MR SMYTH: You did not approve it; fine. Chief Minister, to what extent has the decision of the voting shareholders—you and the Deputy Chief Minister—not to comply with the Territory-Owned Corporations Act led to Rhodium incurring a loss of $856,000 in the 2005-06 financial year?
MR STANHOPE: Not at all.
MS PORTER: My question is to the Minister for Education and Training, Mr Barr. As Mrs Dunne is not interested in education, I thought I had better ask a question about education. Minister, can you update the Assembly on the recent report released by the states and territories, entitled The future of schooling in Australia?
MR BARR: I thank Ms Porter for her third question this week on education and for her longstanding interest in education. The Adelaide Declaration on the National Goals for Schooling in the 21st Century was agreed by education ministers in 1999. This declaration committed all Australian governments to a national framework for schooling and for achieving the best outcomes for students.
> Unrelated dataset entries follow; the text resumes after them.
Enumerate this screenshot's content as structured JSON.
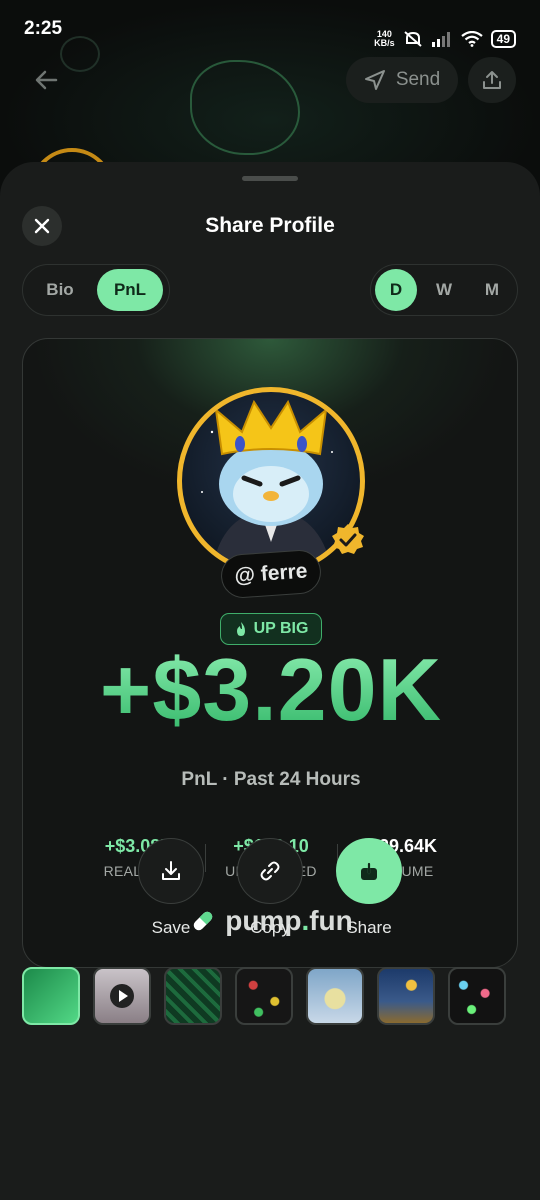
{
  "status_bar": {
    "time": "2:25",
    "net_speed_value": "140",
    "net_speed_unit": "KB/s",
    "battery": "49"
  },
  "top_nav": {
    "send_label": "Send"
  },
  "sheet": {
    "title": "Share Profile",
    "view_tabs": [
      {
        "label": "Bio",
        "active": false
      },
      {
        "label": "PnL",
        "active": true
      }
    ],
    "period_tabs": [
      {
        "label": "D",
        "active": true
      },
      {
        "label": "W",
        "active": false
      },
      {
        "label": "M",
        "active": false
      }
    ]
  },
  "card": {
    "handle": "@ ferre",
    "badge": "UP BIG",
    "pnl_value": "+$3.20K",
    "period_label": "PnL · Past 24 Hours",
    "stats": [
      {
        "value": "+$3.08K",
        "label": "REALIZED",
        "color": "#7ee8a6"
      },
      {
        "value": "+$122.10",
        "label": "UNREALIZED",
        "color": "#7ee8a6"
      },
      {
        "value": "$29.64K",
        "label": "VOLUME",
        "color": "#ffffff"
      }
    ],
    "brand_name": "pump",
    "brand_dot": ".",
    "brand_suffix": "fun"
  },
  "actions": [
    {
      "label": "Save",
      "icon": "download-icon"
    },
    {
      "label": "Copy",
      "icon": "link-icon"
    },
    {
      "label": "Share",
      "icon": "share-icon"
    }
  ],
  "colors": {
    "accent": "#7ee8a6",
    "background": "#1a1c1b",
    "card": "#131514",
    "avatar_ring": "#f0b62c"
  }
}
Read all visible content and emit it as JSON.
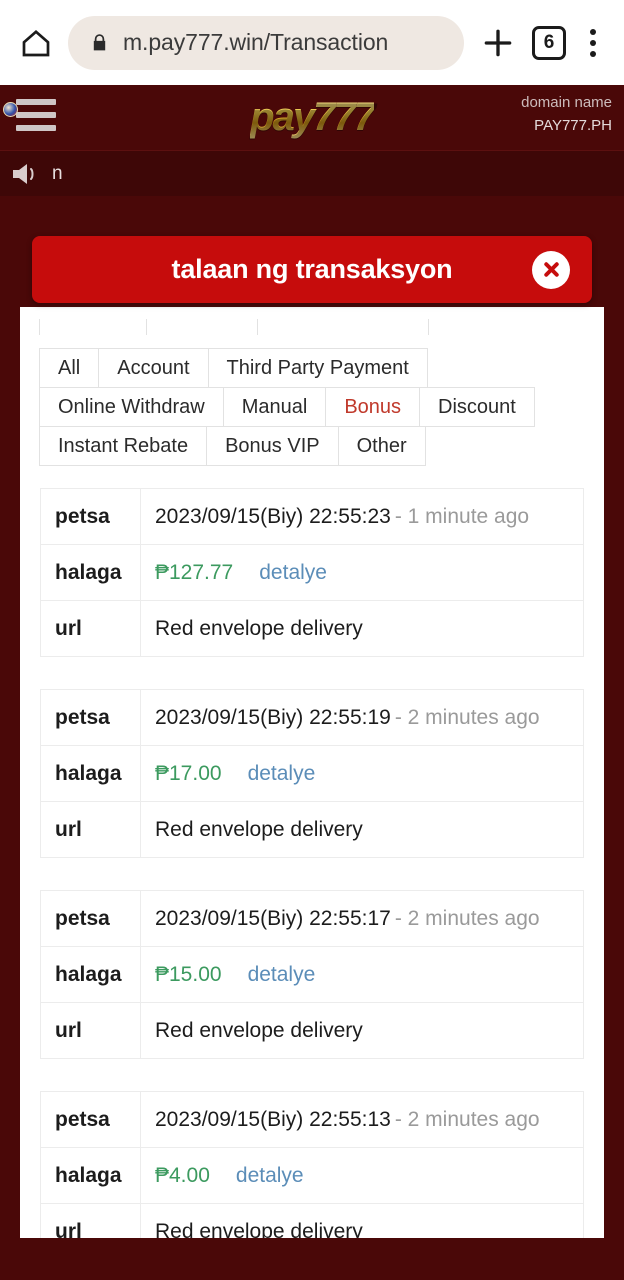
{
  "browser": {
    "home_icon": "home-icon",
    "lock_icon": "lock-icon",
    "url": "m.pay777.win/Transaction",
    "new_tab_icon": "plus-icon",
    "tab_count": "6",
    "menu_icon": "kebab-menu-icon"
  },
  "site_header": {
    "menu_icon": "hamburger-icon",
    "logo_text": "pay777",
    "logo_flag_icon": "philippines-flag-icon",
    "domain_label": "domain name",
    "domain_value": "PAY777.PH"
  },
  "marquee": {
    "speaker_icon": "speaker-icon",
    "text": "n"
  },
  "toast": {
    "title": "talaan ng transaksyon",
    "close_icon": "close-circle-icon",
    "background_color": "#c60c0c"
  },
  "filters": {
    "clipped_row": [
      "",
      "",
      "",
      ""
    ],
    "tabs": [
      {
        "label": "All",
        "active": false
      },
      {
        "label": "Account",
        "active": false
      },
      {
        "label": "Third Party Payment",
        "active": false
      },
      {
        "label": "Online Withdraw",
        "active": false
      },
      {
        "label": "Manual",
        "active": false
      },
      {
        "label": "Bonus",
        "active": true
      },
      {
        "label": "Discount",
        "active": false
      },
      {
        "label": "Instant Rebate",
        "active": false
      },
      {
        "label": "Bonus VIP",
        "active": false
      },
      {
        "label": "Other",
        "active": false
      }
    ],
    "active_color": "#c0392b"
  },
  "labels": {
    "date": "petsa",
    "amount": "halaga",
    "url": "url",
    "detail": "detalye"
  },
  "transactions": [
    {
      "date": "2023/09/15(Biy) 22:55:23",
      "relative": "- 1 minute ago",
      "amount": "₱127.77",
      "detail": "detalye",
      "url": "Red envelope delivery"
    },
    {
      "date": "2023/09/15(Biy) 22:55:19",
      "relative": "- 2 minutes ago",
      "amount": "₱17.00",
      "detail": "detalye",
      "url": "Red envelope delivery"
    },
    {
      "date": "2023/09/15(Biy) 22:55:17",
      "relative": "- 2 minutes ago",
      "amount": "₱15.00",
      "detail": "detalye",
      "url": "Red envelope delivery"
    },
    {
      "date": "2023/09/15(Biy) 22:55:13",
      "relative": "- 2 minutes ago",
      "amount": "₱4.00",
      "detail": "detalye",
      "url": "Red envelope delivery"
    }
  ],
  "colors": {
    "page_background": "#4a0808",
    "amount_green": "#3c9a5f",
    "link_blue": "#5b8db8",
    "logo_gold": "#e8c445"
  }
}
Members may be aware that the first meeting of the Council for the Australian Federation, made up of the state premiers and territory chief ministers, was held in October last year. That council concluded that “the Commonwealth has abandoned the spirit and intent of the Adelaide declaration”. Having experienced two ministerial council meetings with Julie Bishop, I cannot but concur with the views of the Council for the Australian Federation.
Opposition members interjecting—
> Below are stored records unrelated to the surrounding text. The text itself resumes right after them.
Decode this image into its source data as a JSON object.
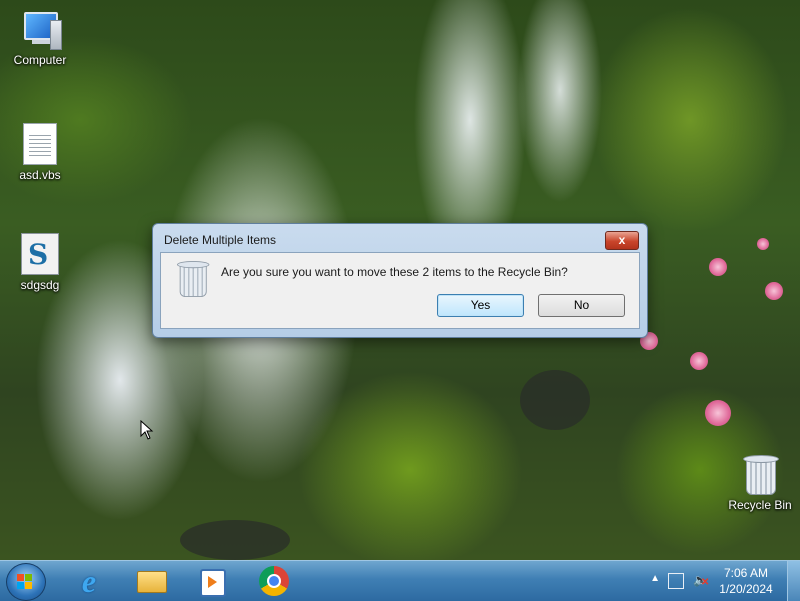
{
  "desktop": {
    "icons": [
      {
        "label": "Computer",
        "icon": "computer-icon"
      },
      {
        "label": "asd.vbs",
        "icon": "vbs-file-icon"
      },
      {
        "label": "sdgsdg",
        "icon": "script-file-icon"
      },
      {
        "label": "Recycle Bin",
        "icon": "recycle-bin-icon"
      }
    ]
  },
  "dialog": {
    "title": "Delete Multiple Items",
    "close_label": "x",
    "message": "Are you sure you want to move these 2 items to the Recycle Bin?",
    "yes_label": "Yes",
    "no_label": "No"
  },
  "taskbar": {
    "pinned": [
      "internet-explorer-icon",
      "file-explorer-icon",
      "media-player-icon",
      "chrome-icon"
    ],
    "clock": {
      "time": "7:06 AM",
      "date": "1/20/2024"
    },
    "tray_arrow": "▲"
  },
  "colors": {
    "taskbar": "#3f7fb4",
    "dialog_frame": "#c9dbee",
    "close_button": "#c9452b"
  }
}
MR BARR: Because our side of politics always likes to put forward positive ideas and a positive policy agenda—
Mrs Dunne: Like the one that Kate Lundy voted for at the last federal council.
MR BARR: first ministers undertook to remain focused on achieving the best possible outcomes—
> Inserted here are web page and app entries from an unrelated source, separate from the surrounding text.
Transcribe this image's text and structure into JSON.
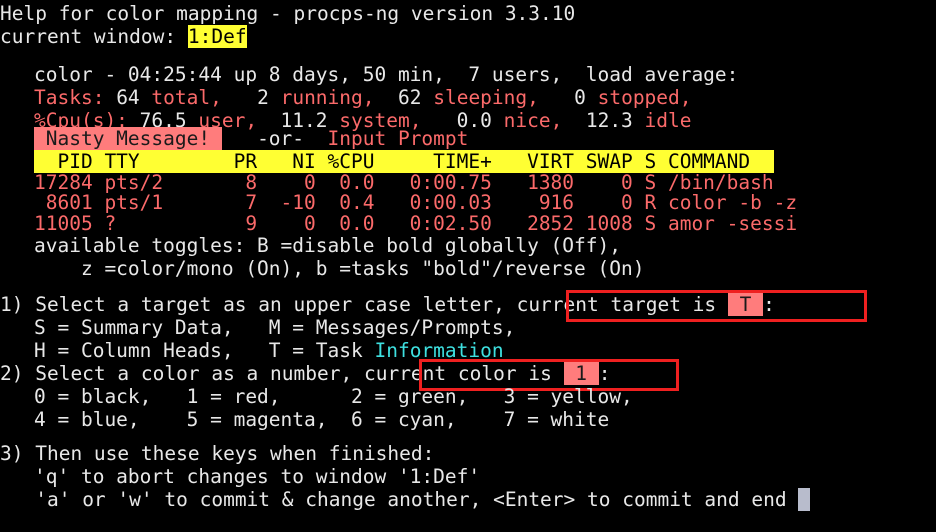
{
  "terminal": {
    "title": "Help for color mapping - procps-ng version 3.3.10",
    "window_label": "current window:",
    "window_value": "1:Def",
    "cols": 82,
    "rows": 23,
    "bg_color": "#000000",
    "fg_color": "#e8e8e8",
    "accent_red": "#fb6a6a",
    "accent_yellow": "#ffff33",
    "accent_cyan": "#3ee0e0",
    "highlight_salmon": "#ff7c7c",
    "box_outline": "#ef2020",
    "cursor_color": "#b8bccc"
  },
  "preview": {
    "uptime_line": "color - 04:25:44 up 8 days, 50 min,  7 users,  load average:",
    "tasks": {
      "label1": "Tasks:",
      "v1": " 64",
      "l1": " total,",
      "v2": "   2",
      "l2": " running,",
      "v3": "  62",
      "l3": " sleeping,",
      "v4": "   0",
      "l4": " stopped,"
    },
    "cpu": {
      "label1": "%Cpu(s):",
      "v1": " 76.5",
      "l1": " user,",
      "v2": "  11.2",
      "l2": " system,",
      "v3": "   0.0",
      "l3": " nice,",
      "v4": "  12.3",
      "l4": " idle"
    },
    "message": {
      "nasty": " Nasty Message! ",
      "or": "   -or-  ",
      "prompt": "Input Prompt"
    },
    "columns_header": "  PID TTY        PR   NI %CPU     TIME+   VIRT SWAP S COMMAND  ",
    "task_rows": [
      "17284 pts/2       8    0  0.0   0:00.75   1380    0 S /bin/bash",
      " 8601 pts/1       7  -10  0.4   0:00.03    916    0 R color -b -z",
      "11005 ?           9    0  0.0   0:02.50   2852 1008 S amor -sessi"
    ],
    "toggles_line1": "available toggles: B =disable bold globally (Off),",
    "toggles_line2": "    z =color/mono (On), b =tasks \"bold\"/reverse (On)"
  },
  "instructions": {
    "step1": {
      "number": "1)",
      "text": " Select a target as an upper case letter,",
      "box_prefix": "current target is ",
      "box_value": " T ",
      "box_suffix": ":"
    },
    "targets_line1": "S = Summary Data,   M = Messages/Prompts,",
    "targets_line2_a": "H = Column Heads,   T = Task ",
    "targets_line2_b": "Information",
    "step2": {
      "number": "2)",
      "text": " Select a color as a number,",
      "box_prefix": "current color is ",
      "box_value": " 1 ",
      "box_suffix": ":"
    },
    "colors_line1": "0 = black,   1 = red,      2 = green,   3 = yellow,",
    "colors_line2": "4 = blue,    5 = magenta,  6 = cyan,    7 = white",
    "step3": {
      "number": "3)",
      "text": " Then use these keys when finished:"
    },
    "keys_line1": "'q' to abort changes to window '1:Def'",
    "keys_line2": "'a' or 'w' to commit & change another, <Enter> to commit and end "
  }
}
Mrs Dunne: No funding for government schools.
MR SPEAKER: Order, Mrs Dunne!
MR BARR: Because our side of politics is the only side of politics prepared to put forward a positive policy agenda on education, first ministers undertook to “remain focused on achieving the best possible outcomes for Australian children and their families by concentrating on the common objectives of all Australian governments”. The council agreed to “review the Adelaide declaration to ensure that it continues to provide the best possible framework for the education of our children”.